In fact, according to LiveStrong.com, “Riding a stationary bike carries a very low risk of injury if used properly. It doesn't require pounding the joints like some aerobic exercises do, and it's easy on the knees, feet and ankles. This makes it good for older people who may have balance problems, arthritis or other age-related conditions.”
As featured in Arthritis Today, physical therapist, Matthew Goodemote says indoor cycling is a great exercise alternative for those who cannot bear excess stress on their joints. It is also important for those with an inability to maintain stability and balance on a road bike.
“It’s also a good option for people with balance problems, he adds, because there is no need to lean the bike to turn. 'People with osteoarthritis or rheumatoid arthritis who become inactive because of pain often develop balance problems, so they are less likely to injure themselves on a stationary bike,' he says.”
I myself have used an exercise bike while rehabbing a lumbar disc injury. It helped me maintain my cardiovascular endurance during the course of time I was unable to hike or run.
During this time I opted for a recumbent bike which allowed me to take the pressure off of my low back. It also provided a nice hamstring workout to strengthen those posterior leg muscles which help support my lumbar spine. In fact, I own a recumbent bike and use it when I cannot make it outdoors or to the gym.
If you like the traditional feel of cycling, but do not want to brave the outdoor elements, then an upright bike may be more up your fitness alley. Upright bikes like recumbent bikes can be adjusted to your height and leg lengths.
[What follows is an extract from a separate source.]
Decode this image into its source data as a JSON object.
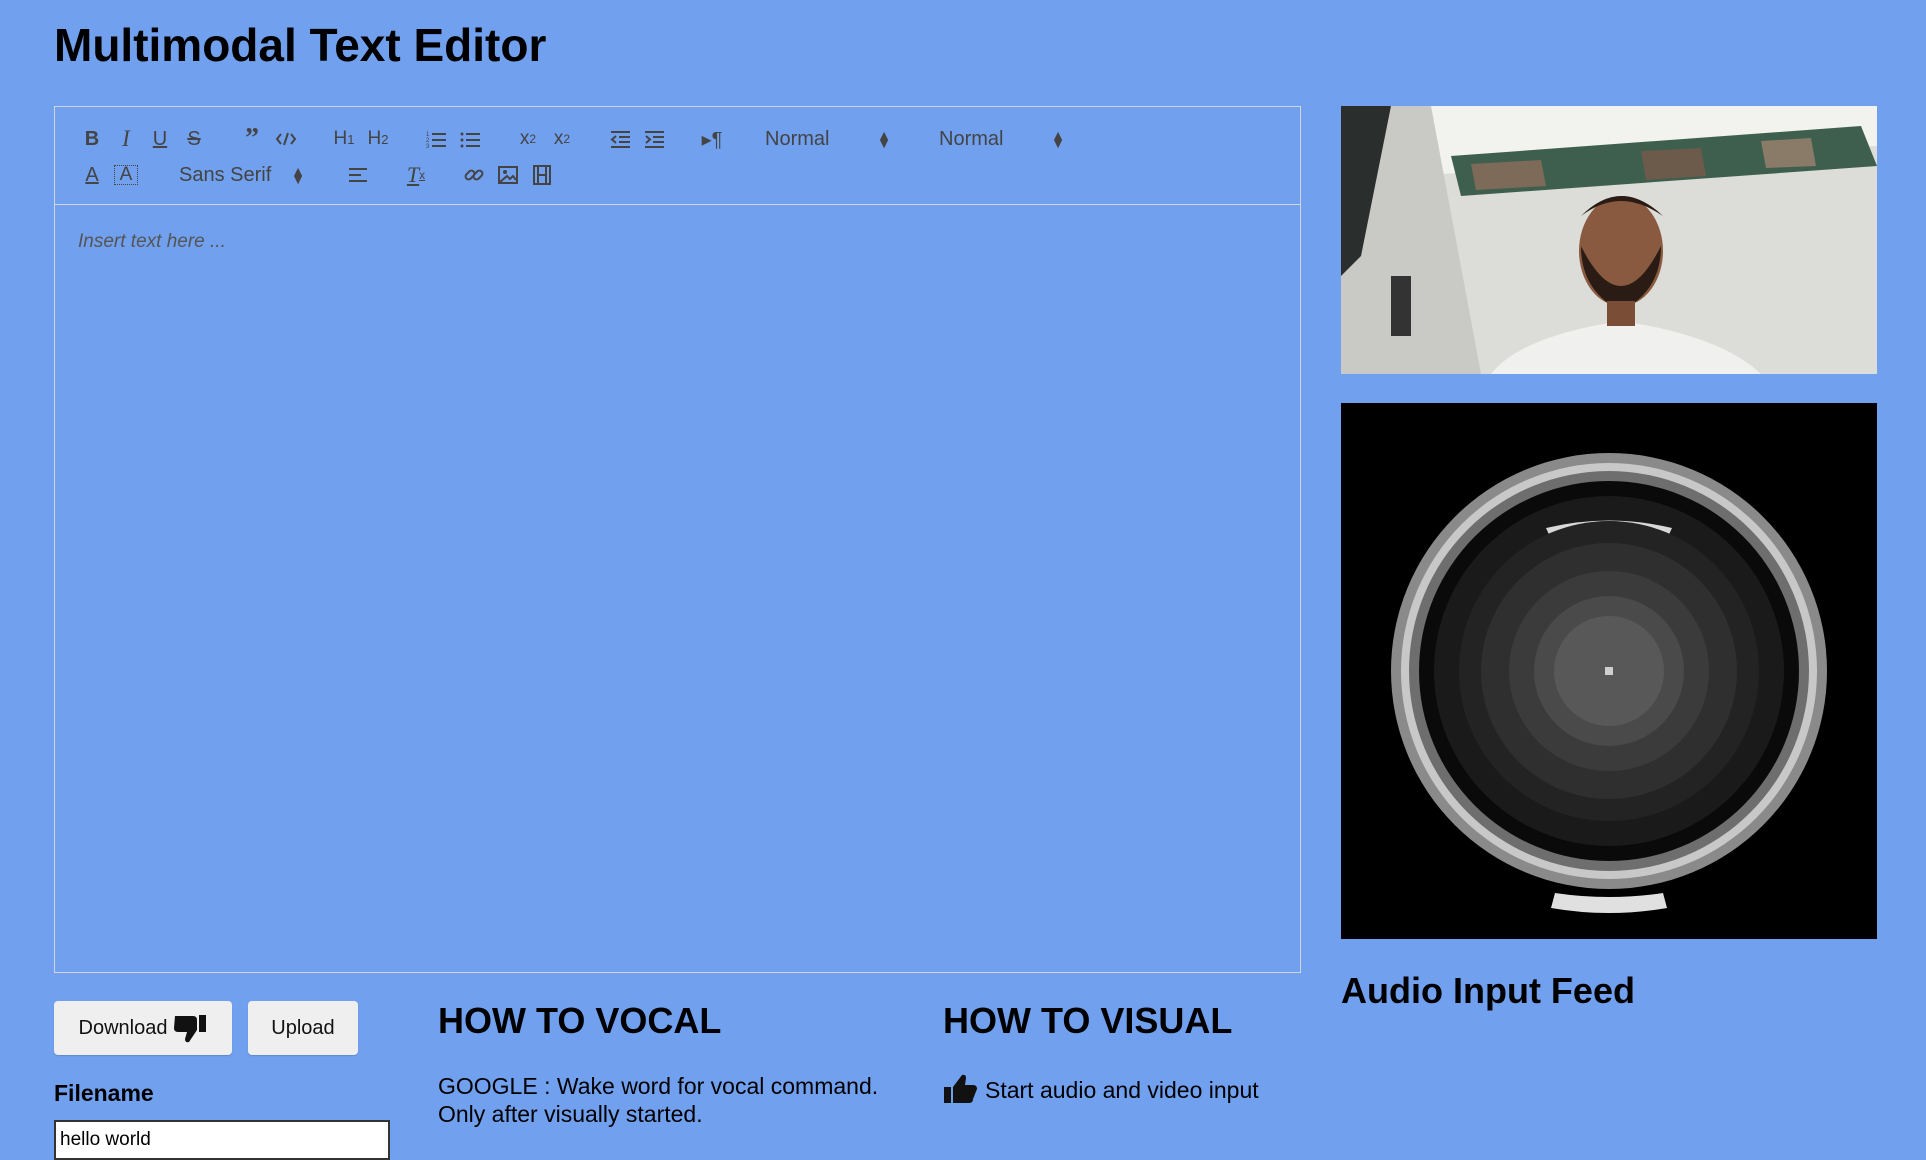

Remember to use proper body mechanics and utilize both your hamstrings and quadriceps. It is imperative to make sure the bike is adjusted correctly with only a slight bend in your knee.